More than a third of children in Blackburn with Darwen are living in poverty, new figures show.

Figures from the Department for Work and Pensions show that 12,840 children in Blackburn with Darwen were living in relative poverty in the year ending April 2022.

It meant 36.5 per cent of children in the area were in a family whose income was below 60 per cent of the average household income and claimed child benefit and at least one other household benefit.

Of these children, 9,094 were in absolute poverty as their family's income was lower than 60 per cent of the median income established in 2010-2011 – accounting for (25.8 per cent) of kids in the area.

Overall, it was up from 33.9 per cent of children who were living in poverty in 2020-21.

This comes as families struggle more and more with the cost of living crisis, with prices at the pump and in supermarkets continuing to rise.

Sue Cotton, the chief executive of Child Action North West, which is based in Wilpshire, said that the figures were ‘unsurprising’.

She said: “Whilst the figures released are incredibly stark and shocking, unfortunately, they are not a surprise to organisations like ours who work to support some of the most vulnerable in society.

“We also know that similar statistics are mirrored across the region, with many towns across Lancashire seeing similar levels of deprivation and families struggling to get by.

“We see first-hand the impact that poverty has on children, if you’re unable to feel warm, are not well fed or secure in your housing it is difficult to function and do your best in school or to build happy healthy connections.

“A priority must be to provide a level playing field for all children so that they, at the very least, have an equal chance in life and we will continue to work in partnership with other to do our best for those who need us the most.”

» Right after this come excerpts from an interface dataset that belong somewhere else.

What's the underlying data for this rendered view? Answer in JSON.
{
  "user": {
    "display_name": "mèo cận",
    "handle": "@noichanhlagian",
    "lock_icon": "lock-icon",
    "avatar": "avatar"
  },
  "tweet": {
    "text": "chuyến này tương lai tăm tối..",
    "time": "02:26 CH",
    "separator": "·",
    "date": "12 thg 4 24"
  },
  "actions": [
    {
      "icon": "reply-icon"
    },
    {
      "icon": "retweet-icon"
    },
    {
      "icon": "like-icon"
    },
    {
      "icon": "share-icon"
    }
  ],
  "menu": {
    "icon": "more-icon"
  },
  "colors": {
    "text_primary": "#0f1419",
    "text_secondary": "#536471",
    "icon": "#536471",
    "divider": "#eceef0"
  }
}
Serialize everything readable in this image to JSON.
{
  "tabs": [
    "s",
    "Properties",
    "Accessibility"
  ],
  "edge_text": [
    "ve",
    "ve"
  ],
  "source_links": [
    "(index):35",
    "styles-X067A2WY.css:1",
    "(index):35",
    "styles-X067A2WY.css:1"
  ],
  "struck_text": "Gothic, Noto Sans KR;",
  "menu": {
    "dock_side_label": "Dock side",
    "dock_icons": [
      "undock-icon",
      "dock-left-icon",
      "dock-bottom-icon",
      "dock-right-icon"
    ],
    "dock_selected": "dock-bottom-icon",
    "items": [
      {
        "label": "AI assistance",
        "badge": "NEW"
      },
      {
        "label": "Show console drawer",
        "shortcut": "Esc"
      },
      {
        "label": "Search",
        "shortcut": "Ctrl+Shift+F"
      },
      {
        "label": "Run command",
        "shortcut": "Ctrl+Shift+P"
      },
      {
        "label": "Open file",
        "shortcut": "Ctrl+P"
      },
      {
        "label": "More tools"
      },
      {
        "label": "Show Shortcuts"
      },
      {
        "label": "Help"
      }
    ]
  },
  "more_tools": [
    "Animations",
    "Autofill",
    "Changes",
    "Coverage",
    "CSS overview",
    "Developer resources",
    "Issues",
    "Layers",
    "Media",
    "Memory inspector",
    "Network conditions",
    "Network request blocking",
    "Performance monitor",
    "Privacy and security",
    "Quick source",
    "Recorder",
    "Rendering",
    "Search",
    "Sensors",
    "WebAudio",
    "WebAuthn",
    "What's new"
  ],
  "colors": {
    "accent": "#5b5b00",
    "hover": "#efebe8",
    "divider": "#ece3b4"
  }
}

A number of community interest companies and charities have been set up in Blackburn with Darwen to help those living below the poverty line.

Secret Santa, operated by Phil and Karen Boulding, started nearly seven years ago with a wish to give every child in the borough who was living in poverty a Christmas present.

As the rates of poverty have continued to worsen, Phil said that Secret Santa has branched out further to help more people in need.

He said: “These figures continue to be shocking in 2023.

“At Secret Santa we know this has been the case for a number of years and really why we moved to offering as many occasions of support as we can.

“What started as originally as essentially a Christmas offering has become an all year round activity.

“For us this means Christmas, winter period support for the elderly and lonely, Easter, Eid, support across the summer holidays, and a variety of projects before returning to Christmas again where the cycle starts all over again.

“This will be our seventh Christmas.

“Even in our low priced shop we see customers coming in, browsing and then having to wait till they scrape together the few pounds needed to buy whatever it is that they want or need.”

Within England, Leicester had the highest proportion of children aged under 16 in relative low income families (41.7 per cent) and City of London had the highest proportion in absolute low income families (38.9 per cent).

A Government spokesperson said they are “committed to eradicating poverty and supporting those in need, and our actions have helped ensure there are nearly two million fewer people in absolute poverty than there were in 2009-10”.

They said the latest figures “reflect the country coming out of the pandemic and accompanying rising prices” and that record levels of support have been provided through cost-of-living payments, the Household Support Fund and the Energy Price Guarantee which “will continue to hold down people’s energy bills".

Jo Siddle, Strategic Director for Children & Education at Blackburn with Darwen Council, said: “Ensuring that our children and young people have opportunities to fulfil their potential is one of our key priorities, one of four missions in our Corporate Plan which will guide the Council’s work over the next four years.

“As Council officers, we are responsible for working with children and young people to support them to enjoy learning and do well, be happy and healthy, be prepared for adult life, have chances to get a rewarding job, and feel safe and listened to.

“We believe that everyone in our community should play their part to unlock every child’s potential – and we have strong local partnerships across health, education and voluntary, community and faith sector. By working together, and in collaboration with parents and carers, we strive to ensure there are opportunities for our young people to be the best they can be.

“Partnerships such as this are already helping to support families who may be struggling, for example through our Holiday Activities and Food Provision. This makes sure that families who are eligible for free school meals are supported during holidays, not only with food but with wraparound support.

“Blackburn with Darwen was recently named as one of 75 areas in England that will benefit from the £300 million investment over three years for Family Hubs. Four Family Hubs across the borough will offer a wide range support to families, from conception through to the age 19.

“Additionally, our plans to grow the local economy and make Blackburn with Darwen more prosperous borough with more job opportunities will contribute to lifting children and their families out of poverty.”